REQUIREMENT> Which lines of the entries contain the word "heading"? Please list them.

··· DATASET ENTRIES

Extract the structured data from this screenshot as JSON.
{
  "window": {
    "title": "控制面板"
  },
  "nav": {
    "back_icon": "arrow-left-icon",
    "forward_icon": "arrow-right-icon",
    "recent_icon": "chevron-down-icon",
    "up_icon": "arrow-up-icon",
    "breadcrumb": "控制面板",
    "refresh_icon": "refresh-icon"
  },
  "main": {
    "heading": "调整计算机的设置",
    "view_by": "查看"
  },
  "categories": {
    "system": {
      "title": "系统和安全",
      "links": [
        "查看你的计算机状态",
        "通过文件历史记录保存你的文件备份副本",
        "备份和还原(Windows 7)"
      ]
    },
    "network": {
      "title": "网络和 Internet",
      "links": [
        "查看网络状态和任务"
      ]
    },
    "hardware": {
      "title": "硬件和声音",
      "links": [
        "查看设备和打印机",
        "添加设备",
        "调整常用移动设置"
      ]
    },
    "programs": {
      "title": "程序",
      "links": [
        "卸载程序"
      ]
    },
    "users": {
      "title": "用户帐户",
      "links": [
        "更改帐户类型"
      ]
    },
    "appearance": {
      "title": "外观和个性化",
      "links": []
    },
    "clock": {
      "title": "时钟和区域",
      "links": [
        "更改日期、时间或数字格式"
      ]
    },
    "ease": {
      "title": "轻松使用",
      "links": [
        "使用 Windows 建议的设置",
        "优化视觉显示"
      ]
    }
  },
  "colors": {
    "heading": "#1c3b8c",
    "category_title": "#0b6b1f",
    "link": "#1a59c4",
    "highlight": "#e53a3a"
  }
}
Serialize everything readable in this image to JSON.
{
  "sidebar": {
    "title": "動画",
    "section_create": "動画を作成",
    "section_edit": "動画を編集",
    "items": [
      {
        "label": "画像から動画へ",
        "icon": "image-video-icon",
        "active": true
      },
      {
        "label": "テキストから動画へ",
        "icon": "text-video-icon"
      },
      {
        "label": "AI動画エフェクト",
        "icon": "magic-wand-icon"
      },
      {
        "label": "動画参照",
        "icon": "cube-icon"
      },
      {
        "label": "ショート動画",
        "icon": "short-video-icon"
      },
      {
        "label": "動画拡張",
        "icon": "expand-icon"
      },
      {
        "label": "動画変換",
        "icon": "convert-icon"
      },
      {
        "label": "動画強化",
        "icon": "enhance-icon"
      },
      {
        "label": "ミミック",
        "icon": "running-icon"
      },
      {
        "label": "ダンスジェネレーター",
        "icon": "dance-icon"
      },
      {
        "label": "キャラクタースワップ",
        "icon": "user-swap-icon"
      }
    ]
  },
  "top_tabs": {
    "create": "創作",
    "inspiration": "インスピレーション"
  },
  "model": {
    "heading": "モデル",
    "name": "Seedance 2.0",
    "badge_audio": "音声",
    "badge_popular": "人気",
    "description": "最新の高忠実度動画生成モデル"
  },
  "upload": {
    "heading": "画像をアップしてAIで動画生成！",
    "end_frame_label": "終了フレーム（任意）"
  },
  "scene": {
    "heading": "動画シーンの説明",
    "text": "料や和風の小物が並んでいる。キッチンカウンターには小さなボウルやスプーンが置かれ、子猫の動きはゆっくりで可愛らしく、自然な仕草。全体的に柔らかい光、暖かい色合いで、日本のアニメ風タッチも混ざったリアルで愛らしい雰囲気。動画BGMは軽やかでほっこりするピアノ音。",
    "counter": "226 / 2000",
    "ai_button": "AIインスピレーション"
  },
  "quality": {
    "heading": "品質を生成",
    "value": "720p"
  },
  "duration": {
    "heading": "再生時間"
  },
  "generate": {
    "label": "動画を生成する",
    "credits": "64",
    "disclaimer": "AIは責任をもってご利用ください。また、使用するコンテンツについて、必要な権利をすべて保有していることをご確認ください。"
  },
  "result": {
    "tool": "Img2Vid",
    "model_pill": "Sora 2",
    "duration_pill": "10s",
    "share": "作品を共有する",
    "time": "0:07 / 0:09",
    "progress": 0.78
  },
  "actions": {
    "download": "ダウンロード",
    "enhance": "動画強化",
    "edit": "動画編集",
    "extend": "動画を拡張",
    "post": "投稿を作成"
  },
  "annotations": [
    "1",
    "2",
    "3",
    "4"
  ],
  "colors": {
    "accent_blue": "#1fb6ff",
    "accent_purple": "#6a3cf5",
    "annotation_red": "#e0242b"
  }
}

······

WRITTEN REPLY>
    "heading": "调整计算机的设置",
    "heading": "#1c3b8c",
    "heading": "モデル",
    "heading": "画像をアップしてAIで動画生成！",
    "heading": "動画シーンの説明",
    "heading": "品質を生成",
    "heading": "再生時間"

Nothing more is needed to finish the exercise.